The exhibition, entitled Silent Talk, opened on May 15 at the Vietnam Fine Arts Museum, featuring paintings and sculptures of Wattanachot Tungateja, Mukai Katsumi and Cong Kim Hoa.
Coming from three different cultures, the three artists have their own materials and methods of expression.
Tungateja uses modern acrylic material. The objects in his paintings appear to be simple, such as rocks or the sky, but they represent abstract images of the world and humanity, when the audience takes a closer look.
Meanwhile, Hoa uses Vietnamese traditional lacquer. Her abstract paintings are made up of bold shades and brushstrokes, and successfully make the most of the colour lacing technique of lacquer art. In her paintings, shapes and strokes are just a tool to embellish the background.
Art critic Phan Cam Thuong observed her creative journey with the appreciation of how she has brought out the beauty by using her own language.
“She seems to be at the balance point, without showing off formality, without complexity, but also there exists no sign of negligence nor carelessness,” said Thuong.
“She consciously discovers any subtle forms to expose that emotional world.”
Mukai is familiar with Vietnamese audiences, with many majestic works displayed in grand art centres in the country. His artworks exhibited at the exhibition are made of wood. These wooden sculptures are neither human-shaped nor anything-shaped, but evoke the invisible links between humans and nature. Mukai also showcases some abstract pencil paintings with the same inspiration with wooden sculpture.
“These sculptures from Mukai bring the audience to a space where they can observe and feel the organic sensibility of creations – purity and consistency – there are even metaphors of up and down rythms of planes, a transforming between solid and spatial volume of forms, various sizes of shapes and the continuous moving of lighting gradients, which are created by an energetic soul and precise carving hands,” said art critic Pham Long.
“Being open to the dawn, resigning themselves to the twilight or the solitude at the corner of an unknown room, the inelegant sculptures of Mukai are standing quietly, but vibrating an enormous energy, the energy of silent spirit, the energy which whisper to us about the fate of trees, the destiny of human beings and the cycle of life and death in this world,” he said.

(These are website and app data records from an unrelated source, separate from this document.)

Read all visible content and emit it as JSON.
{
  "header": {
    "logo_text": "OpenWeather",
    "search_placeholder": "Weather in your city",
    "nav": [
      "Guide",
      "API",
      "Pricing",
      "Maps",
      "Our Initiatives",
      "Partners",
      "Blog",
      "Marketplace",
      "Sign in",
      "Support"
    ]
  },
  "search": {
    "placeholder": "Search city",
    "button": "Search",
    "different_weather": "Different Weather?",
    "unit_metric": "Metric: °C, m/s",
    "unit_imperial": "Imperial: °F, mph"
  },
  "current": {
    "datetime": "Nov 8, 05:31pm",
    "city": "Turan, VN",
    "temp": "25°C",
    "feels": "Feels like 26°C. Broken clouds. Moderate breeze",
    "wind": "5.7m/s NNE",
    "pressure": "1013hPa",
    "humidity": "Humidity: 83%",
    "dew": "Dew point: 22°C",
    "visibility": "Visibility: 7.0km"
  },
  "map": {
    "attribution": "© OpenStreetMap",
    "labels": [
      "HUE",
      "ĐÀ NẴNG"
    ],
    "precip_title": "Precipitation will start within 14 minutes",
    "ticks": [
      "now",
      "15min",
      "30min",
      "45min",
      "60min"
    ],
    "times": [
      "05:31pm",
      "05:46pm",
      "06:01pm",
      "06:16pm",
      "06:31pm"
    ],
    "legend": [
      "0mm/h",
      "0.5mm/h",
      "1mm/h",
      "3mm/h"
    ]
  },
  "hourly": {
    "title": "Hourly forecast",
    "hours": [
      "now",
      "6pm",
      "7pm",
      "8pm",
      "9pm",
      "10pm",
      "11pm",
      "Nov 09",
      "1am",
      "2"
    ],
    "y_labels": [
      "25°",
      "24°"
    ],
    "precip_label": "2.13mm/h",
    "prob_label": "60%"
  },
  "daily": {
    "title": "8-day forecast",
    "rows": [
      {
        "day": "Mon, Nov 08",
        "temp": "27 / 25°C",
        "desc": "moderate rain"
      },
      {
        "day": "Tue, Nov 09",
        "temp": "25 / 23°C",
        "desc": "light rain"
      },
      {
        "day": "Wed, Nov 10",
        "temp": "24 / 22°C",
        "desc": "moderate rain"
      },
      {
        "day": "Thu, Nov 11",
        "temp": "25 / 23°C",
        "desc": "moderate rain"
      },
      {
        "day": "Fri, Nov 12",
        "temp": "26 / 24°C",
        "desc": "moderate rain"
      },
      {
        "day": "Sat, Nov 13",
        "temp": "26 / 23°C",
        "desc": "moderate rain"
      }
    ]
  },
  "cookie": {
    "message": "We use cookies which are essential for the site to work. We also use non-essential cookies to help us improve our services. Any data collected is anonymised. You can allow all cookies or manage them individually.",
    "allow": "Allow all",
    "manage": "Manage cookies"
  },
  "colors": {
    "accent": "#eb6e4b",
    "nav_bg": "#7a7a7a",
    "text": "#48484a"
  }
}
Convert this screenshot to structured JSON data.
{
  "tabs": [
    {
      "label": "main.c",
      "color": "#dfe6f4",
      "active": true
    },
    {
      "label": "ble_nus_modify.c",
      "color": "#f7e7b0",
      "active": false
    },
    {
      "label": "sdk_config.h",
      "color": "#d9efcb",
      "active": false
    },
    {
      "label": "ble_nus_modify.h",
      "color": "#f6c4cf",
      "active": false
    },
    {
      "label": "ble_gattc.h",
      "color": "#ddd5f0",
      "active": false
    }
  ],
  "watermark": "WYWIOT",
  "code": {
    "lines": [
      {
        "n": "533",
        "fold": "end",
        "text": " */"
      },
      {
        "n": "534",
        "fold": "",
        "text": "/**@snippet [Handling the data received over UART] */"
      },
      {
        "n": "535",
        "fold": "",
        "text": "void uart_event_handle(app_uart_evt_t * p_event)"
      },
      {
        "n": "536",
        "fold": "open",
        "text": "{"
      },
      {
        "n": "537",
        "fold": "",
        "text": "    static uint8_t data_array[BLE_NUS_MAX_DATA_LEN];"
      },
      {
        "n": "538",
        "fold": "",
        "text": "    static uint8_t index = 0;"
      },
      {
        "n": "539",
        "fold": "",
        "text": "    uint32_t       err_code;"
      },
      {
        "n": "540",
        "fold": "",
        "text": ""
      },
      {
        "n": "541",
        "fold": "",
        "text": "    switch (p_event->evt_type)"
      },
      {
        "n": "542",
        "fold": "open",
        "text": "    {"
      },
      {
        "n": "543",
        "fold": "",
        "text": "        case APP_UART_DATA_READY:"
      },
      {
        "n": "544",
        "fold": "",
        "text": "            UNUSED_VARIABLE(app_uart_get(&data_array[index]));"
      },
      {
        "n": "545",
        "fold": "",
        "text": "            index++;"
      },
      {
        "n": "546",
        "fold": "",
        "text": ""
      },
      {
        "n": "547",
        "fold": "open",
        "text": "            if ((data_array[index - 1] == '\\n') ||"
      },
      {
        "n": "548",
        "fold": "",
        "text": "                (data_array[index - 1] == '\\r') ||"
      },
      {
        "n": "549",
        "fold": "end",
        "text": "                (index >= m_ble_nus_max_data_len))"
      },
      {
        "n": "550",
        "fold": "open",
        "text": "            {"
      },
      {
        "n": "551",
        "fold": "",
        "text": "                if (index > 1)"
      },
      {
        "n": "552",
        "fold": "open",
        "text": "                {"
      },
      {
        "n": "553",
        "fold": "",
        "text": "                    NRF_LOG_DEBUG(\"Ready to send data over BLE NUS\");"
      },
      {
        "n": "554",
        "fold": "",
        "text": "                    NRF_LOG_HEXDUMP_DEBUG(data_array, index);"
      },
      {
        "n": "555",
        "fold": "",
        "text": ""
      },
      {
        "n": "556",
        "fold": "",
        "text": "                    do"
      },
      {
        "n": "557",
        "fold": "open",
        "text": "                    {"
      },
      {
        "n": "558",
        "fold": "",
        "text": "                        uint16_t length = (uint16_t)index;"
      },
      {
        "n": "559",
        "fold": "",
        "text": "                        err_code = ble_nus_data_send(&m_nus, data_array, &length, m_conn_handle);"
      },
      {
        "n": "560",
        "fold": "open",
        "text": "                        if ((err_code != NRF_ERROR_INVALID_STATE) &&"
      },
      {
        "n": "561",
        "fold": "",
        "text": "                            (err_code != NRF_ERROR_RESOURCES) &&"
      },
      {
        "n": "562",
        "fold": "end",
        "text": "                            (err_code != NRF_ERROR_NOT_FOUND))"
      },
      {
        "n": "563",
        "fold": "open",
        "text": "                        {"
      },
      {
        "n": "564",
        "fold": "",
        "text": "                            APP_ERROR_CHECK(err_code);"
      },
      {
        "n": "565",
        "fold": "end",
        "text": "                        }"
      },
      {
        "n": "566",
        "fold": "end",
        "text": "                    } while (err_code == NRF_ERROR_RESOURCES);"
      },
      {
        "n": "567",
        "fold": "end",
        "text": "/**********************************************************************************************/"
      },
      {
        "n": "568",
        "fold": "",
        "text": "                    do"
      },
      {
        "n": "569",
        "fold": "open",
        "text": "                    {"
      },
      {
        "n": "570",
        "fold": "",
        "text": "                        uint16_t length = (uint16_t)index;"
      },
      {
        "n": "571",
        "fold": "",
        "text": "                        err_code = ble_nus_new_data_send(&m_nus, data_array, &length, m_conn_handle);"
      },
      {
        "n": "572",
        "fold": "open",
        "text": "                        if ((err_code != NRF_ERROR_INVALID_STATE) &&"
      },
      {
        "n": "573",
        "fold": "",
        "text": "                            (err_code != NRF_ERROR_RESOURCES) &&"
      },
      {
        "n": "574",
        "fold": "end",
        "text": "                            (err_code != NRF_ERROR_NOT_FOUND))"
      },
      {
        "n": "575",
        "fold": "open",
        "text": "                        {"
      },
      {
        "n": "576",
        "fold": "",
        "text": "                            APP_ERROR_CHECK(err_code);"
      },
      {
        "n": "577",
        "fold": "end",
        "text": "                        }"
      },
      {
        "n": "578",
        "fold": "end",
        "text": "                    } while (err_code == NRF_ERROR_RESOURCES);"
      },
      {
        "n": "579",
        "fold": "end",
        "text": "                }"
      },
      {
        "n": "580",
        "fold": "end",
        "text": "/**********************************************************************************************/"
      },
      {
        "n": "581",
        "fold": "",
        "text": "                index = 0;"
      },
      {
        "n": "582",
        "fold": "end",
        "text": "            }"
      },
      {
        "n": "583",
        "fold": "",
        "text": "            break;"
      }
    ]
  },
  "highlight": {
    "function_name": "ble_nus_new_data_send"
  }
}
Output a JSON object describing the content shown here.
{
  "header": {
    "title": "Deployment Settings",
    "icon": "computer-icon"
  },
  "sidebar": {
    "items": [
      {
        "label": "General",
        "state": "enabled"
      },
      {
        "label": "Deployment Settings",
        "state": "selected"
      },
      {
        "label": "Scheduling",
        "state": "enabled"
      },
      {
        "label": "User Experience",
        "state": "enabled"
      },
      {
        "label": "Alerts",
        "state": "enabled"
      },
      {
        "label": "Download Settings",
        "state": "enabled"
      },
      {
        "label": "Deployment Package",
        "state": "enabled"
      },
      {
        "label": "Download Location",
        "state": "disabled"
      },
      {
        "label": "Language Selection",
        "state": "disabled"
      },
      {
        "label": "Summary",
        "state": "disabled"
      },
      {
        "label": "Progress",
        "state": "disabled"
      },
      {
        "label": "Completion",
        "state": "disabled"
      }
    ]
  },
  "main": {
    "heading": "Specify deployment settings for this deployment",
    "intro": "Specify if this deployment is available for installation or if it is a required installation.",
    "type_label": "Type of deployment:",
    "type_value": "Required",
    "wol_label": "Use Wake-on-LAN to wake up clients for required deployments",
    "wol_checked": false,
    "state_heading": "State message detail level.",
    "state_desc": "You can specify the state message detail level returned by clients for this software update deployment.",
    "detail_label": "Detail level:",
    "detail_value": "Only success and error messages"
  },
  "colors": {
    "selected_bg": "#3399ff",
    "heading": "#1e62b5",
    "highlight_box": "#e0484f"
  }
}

The art critics shared the same opinion, that the exhibition is highly recommended to see because the artists are all noted names and serious about their creativity.
The exhibition will run until May 22 at the Vietnam Fine Arts Museum, 66 Nguyen Thai Hoc Street, Hanoi.